• **Your goal**
Scan each line of the entries below for the word "value" and count the ones where it appears. The answer is that number alone.

• **Raw data**
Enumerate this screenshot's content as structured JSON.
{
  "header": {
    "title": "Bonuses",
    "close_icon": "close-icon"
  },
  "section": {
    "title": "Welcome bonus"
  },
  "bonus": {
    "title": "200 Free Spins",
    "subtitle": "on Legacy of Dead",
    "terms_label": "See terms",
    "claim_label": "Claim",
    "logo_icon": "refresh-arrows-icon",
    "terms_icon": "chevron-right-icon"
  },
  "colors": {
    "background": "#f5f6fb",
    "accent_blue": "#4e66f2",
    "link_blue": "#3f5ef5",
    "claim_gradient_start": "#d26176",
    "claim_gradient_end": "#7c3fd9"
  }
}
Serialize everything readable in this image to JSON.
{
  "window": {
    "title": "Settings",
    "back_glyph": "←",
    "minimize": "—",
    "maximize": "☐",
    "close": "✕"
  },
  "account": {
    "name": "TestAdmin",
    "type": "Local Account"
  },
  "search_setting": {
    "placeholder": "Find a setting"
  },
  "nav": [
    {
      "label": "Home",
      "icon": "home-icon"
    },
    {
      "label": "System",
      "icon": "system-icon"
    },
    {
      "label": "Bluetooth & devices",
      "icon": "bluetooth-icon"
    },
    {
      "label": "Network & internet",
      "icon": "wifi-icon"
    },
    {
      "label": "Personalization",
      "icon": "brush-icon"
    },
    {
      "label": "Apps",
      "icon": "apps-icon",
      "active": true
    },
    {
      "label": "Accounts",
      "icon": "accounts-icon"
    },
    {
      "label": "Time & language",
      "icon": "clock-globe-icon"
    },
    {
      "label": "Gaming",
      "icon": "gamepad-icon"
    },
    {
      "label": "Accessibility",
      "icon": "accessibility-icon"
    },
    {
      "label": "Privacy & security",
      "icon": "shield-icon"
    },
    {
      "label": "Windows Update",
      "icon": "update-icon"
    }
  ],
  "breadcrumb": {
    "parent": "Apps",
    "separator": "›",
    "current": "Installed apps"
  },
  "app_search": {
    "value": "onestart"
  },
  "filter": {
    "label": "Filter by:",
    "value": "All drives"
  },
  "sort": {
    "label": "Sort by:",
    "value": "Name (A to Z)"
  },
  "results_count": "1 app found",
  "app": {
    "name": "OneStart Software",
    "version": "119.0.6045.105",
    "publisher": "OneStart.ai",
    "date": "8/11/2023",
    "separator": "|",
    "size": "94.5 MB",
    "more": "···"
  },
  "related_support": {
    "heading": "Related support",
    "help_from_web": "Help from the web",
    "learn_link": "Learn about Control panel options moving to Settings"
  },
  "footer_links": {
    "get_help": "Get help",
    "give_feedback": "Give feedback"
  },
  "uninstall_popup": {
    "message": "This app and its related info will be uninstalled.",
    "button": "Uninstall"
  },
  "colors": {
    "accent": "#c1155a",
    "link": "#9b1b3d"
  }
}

• **The completed task**
3